I was particularly struck by a passage in the book in which Dewey comments on the difference between perceiving & appreciating art versus merely recognizing. Dewey discussed how when we recognize, we fall back on some sort of previously formed scheme relating to arrangements of details as a cue for identification.  We begin to perceive the work, but arrest using our senses to experience the work, and instead focus on clinical analysis. By contrast, Dewey speaks of perceiving and appreciating art as a process of responsive acts that accumulate through our surrendering to the experience and putting forth energy in order to receive it back from the work.  Dewey felt the beholder must perceive and order elements of the whole, much as the artist conceptualized and ordered them, so we in a sense emulate the process of the artist.
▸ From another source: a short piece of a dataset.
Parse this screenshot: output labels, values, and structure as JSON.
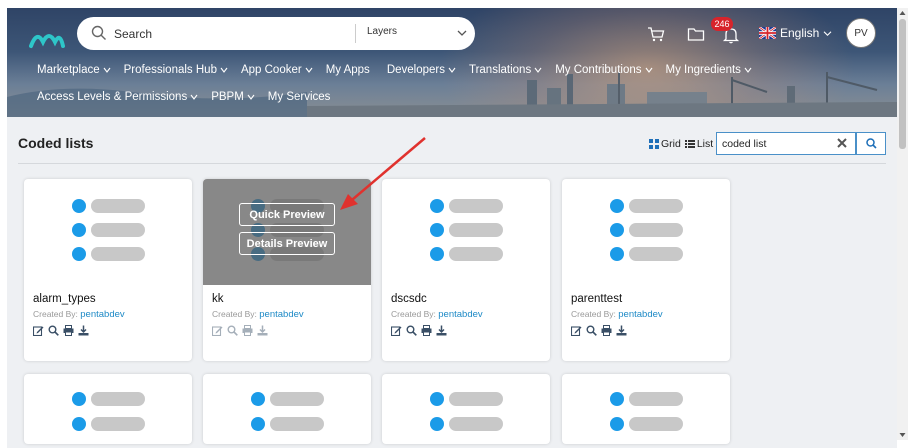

When reading this passage, I immediately realized that portions of the way I test students (and by extension imply importance) is linked to students being able to recognize particular works, however, recognition had nothing to do with my most profound experiences with music and art ....the time my dad played Bartok's Music for Strings, Percussion, and Celesta  for me the first time and I was floored by its sublime eerieness, my first visit to Europe when I wandering about the ruins of a medieval church in England running my hand along the carefully wrought stonework, even visiting LACMA a few weeks ago and sitting in front of a Rothko piece for 20 minutes, where I first tested out what I read in Dewey about surrendering to a work.  These are all incredibly vivid memories of experiences where I was not totally in control...where something outside of me affected me in a way that was intense and difficult to express, and that had great personal meaning.

So now my question becomes, to what extent can/should the idea of experiencing art be a part of an art history survey course? Is mere recognition enough? Or perhaps a blend of recognition and historical context?  Is it up to the individual to seek out art experiences? If we are going to attempt to engage our students in experiencing art, how can we go about making it fit with the goals of an art history survey course?

I'd love to hear your view on this, and any ways you might be integrating art experiences into your classroom!